EXPLORING ONLINE http://www. Google. Com Search “Writing: A Ticket to Work … Or a Ticket Out” and read the summary. This survey of business leaders finds that good writing is the key to career success. What two facts or comments do you find most striking? 4 CHAPTER 1 Exploring the Writing Process B. Subject, Audience, and Purpose Early in the preprinting phase, writers should give some thought to their subject, audience, and purpose. In college courses, you may be assigned a broad subject by your instructor. First, make sure you understand the assignment.
Then focus on one aspect of the subject that intrigues you. Whenever possible, choose something that you know and care about: life in Cleveland, working with learning-disabled children, repairing motorcycles, overcoming shyness, watching a friend struggle with drug addiction, playing soccer. You may not realize how many subjects you do know about. Studies show that it is harder to remember information exchanged orally in a second language; thus, for SSL students (and visual learners), writing on the board, working directly room pages in the text, and using charts are useful memory aids.
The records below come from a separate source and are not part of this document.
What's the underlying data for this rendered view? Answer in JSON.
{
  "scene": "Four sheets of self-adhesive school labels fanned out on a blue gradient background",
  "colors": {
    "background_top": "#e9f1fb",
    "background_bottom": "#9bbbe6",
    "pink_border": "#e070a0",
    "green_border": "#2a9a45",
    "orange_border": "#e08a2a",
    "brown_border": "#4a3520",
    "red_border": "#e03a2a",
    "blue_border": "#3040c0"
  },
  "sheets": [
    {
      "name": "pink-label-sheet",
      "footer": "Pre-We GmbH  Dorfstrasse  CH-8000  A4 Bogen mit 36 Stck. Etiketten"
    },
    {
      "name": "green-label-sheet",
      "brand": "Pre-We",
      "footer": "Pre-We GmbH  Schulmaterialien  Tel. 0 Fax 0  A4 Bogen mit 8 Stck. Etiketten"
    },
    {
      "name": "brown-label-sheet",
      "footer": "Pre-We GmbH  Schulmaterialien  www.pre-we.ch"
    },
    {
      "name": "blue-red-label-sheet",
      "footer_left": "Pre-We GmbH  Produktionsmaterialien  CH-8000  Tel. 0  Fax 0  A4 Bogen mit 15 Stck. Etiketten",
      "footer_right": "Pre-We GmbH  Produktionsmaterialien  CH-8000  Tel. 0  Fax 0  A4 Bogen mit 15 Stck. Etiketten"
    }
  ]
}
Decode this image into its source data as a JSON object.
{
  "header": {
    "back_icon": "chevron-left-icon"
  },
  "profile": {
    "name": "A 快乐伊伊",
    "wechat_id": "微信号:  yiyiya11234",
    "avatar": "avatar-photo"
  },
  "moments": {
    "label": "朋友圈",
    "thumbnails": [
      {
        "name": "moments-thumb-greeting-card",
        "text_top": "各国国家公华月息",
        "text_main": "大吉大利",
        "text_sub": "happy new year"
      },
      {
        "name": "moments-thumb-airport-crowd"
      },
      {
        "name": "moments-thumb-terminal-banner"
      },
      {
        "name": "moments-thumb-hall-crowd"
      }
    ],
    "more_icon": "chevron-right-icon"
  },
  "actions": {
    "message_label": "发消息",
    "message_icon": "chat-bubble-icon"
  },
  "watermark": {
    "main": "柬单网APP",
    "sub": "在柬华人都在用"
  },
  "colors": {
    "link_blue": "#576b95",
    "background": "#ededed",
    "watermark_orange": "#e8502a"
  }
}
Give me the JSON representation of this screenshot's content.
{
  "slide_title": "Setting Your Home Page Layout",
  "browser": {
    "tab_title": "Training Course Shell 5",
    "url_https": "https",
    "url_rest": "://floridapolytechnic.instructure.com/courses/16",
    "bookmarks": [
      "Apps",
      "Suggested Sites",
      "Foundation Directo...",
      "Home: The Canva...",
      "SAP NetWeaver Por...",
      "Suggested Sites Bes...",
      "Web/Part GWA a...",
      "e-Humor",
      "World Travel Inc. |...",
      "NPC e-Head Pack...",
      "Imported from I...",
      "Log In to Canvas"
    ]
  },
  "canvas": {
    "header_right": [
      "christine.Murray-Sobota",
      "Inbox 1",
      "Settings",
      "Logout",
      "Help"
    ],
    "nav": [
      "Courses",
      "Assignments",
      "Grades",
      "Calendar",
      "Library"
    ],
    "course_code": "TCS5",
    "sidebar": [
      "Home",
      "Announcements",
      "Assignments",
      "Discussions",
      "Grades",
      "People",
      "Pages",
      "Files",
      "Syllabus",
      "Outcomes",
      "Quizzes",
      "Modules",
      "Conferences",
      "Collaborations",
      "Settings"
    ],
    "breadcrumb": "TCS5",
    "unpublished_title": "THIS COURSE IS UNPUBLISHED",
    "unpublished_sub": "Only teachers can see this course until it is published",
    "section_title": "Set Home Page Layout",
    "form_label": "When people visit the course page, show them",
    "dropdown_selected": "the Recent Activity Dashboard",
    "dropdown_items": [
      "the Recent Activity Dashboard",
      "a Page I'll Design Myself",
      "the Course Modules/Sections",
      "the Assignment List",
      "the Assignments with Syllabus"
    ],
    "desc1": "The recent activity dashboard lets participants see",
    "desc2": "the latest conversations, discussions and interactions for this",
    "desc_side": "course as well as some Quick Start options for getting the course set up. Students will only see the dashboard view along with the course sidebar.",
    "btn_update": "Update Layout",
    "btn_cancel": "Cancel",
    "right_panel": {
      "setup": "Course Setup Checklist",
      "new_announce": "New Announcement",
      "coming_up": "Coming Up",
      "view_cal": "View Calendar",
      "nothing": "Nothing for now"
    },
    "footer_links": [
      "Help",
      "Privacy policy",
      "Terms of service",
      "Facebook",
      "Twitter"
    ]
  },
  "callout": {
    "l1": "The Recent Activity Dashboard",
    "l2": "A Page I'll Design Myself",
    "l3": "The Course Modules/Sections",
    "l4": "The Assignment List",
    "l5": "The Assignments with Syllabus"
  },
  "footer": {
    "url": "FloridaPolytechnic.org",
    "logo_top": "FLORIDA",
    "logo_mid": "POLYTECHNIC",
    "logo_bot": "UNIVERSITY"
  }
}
To find or focus your subject, ask yourself: What special experience or expertise do I have? What inspires, angers, or motivates me? What do I love to do? What story in the news affected me recently? What campus, Job, or community problem do I have ideas about solving? Your answers will suggest good subjects to write about. Keep a list of all your best ideas. How you approach your subject will depend on your audience?your readers. Are you writing for your professor, classmates, boss, closest friend, youngsters in the immunity, or the editor of a newspaper?
To focus on your audience, ask yourself: You might bring in examples of different types of writing?an editorial, a magazine article, a humorous essay, or the text of a website. Have students determine audience and purpose in each. For whom am I writing? Who will read this? How much do they know about the subject? Are they beginners or experts? Will they likely agree or disagree with my ideas? Keeping your audience in mind helps you know what information to include and what to leave out.
For example, if you are writing about women’s college basketball or readers who think that hoops are big earrings, you will approach your subject in a basic way, perhaps discussing the explosion of interest in women’s teams. But an audience of sports lovers will already know about this; for them, you would write in more depth, perhaps comparing the technique of two point guards. Finally, keeping your purpose in mind will help you write more effectively. Do you want to explain something to your readers, persuade them that a certain view is correct, entertain them, tell a good story, or some combination of these? PRACTICE 3 List five subjects that you might like to write about. Consider your audience and purpose: For whom are you writing? What do you want them to know about your subject? Notice how the audience and purpose will help shape your paper. For ideas, reread the boxed questions on the previous page. Developmental students may think they have nothing to write about. To help counter this myth, ask volunteers to share their answers to some of the boxed questions on page 5. Have them apply the questions to Practice 3. Subject EXAMPLE Audience Purpose my recipe for seafood gumbo inexperienced